▶ _WORK TO COMPLETE_
Copy out every line of the data where the word "title" is found.

▶ _SUPPLIED DATA_
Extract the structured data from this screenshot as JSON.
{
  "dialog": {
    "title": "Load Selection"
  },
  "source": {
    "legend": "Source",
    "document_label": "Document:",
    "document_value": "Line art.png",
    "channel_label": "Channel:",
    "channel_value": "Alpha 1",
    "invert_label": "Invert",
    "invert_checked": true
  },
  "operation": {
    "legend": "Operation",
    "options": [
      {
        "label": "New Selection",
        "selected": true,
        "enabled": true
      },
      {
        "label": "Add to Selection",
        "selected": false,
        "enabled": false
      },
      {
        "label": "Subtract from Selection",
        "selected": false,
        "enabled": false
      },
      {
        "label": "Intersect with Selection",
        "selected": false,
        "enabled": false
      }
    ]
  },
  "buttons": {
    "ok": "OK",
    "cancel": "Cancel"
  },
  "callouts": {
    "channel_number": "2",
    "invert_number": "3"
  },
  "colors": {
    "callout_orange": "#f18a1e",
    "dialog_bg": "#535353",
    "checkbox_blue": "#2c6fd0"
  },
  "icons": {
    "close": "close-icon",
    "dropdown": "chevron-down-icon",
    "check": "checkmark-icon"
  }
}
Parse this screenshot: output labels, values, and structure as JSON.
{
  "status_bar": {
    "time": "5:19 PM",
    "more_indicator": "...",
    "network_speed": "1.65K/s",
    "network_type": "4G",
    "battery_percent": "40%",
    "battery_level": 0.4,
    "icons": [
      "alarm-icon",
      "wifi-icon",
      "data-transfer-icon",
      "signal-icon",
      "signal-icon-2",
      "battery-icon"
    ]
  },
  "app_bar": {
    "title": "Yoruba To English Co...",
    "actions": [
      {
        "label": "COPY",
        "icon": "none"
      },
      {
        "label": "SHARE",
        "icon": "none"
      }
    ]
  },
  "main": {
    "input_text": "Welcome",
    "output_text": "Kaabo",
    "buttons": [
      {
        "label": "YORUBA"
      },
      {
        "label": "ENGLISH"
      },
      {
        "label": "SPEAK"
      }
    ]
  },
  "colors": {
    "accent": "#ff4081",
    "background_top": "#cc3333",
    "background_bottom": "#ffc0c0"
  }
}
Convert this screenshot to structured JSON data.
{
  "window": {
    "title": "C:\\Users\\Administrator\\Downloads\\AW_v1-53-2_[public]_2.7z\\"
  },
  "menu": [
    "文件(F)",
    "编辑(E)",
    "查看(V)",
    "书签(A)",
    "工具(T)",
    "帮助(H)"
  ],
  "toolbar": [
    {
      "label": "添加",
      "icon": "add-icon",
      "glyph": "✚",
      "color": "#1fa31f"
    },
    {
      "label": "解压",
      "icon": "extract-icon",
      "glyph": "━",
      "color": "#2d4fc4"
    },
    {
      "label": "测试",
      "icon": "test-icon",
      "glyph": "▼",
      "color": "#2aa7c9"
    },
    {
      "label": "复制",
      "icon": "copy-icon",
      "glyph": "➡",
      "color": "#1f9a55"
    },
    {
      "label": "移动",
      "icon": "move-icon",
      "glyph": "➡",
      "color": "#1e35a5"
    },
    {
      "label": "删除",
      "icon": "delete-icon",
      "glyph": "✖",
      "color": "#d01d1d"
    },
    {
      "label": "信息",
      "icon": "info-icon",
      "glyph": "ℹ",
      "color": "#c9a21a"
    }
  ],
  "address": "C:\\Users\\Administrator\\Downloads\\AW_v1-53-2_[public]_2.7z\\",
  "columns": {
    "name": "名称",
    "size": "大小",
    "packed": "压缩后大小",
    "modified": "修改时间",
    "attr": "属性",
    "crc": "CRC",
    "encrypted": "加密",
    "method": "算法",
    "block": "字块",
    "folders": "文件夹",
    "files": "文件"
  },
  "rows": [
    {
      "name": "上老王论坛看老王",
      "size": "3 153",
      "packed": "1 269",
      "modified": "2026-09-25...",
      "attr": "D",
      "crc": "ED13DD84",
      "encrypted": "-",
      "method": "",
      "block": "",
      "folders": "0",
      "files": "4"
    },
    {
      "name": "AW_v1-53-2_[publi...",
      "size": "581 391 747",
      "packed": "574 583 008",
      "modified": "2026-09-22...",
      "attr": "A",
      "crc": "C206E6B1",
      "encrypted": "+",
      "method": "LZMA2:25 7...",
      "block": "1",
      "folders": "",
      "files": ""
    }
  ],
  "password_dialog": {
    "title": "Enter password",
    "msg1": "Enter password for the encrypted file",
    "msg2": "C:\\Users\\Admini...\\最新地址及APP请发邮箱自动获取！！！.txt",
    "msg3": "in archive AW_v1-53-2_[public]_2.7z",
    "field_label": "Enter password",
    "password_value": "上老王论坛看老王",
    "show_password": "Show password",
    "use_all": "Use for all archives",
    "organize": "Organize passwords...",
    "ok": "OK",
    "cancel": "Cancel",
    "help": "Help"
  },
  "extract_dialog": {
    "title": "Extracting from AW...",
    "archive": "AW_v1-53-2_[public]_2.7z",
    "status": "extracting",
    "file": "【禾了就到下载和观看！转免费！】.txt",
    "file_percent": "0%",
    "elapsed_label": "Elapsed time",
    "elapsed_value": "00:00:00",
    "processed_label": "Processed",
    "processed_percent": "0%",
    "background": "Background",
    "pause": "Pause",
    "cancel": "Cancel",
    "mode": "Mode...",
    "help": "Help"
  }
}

▶ _WORKED SOLUTION_
    "title": "Load Selection"
    "title": "Yoruba To English Co...",
    "title": "C:\\Users\\Administrator\\Downloads\\AW_v1-53-2_[public]_2.7z\\"
    "title": "Enter password",
    "title": "Extracting from AW...",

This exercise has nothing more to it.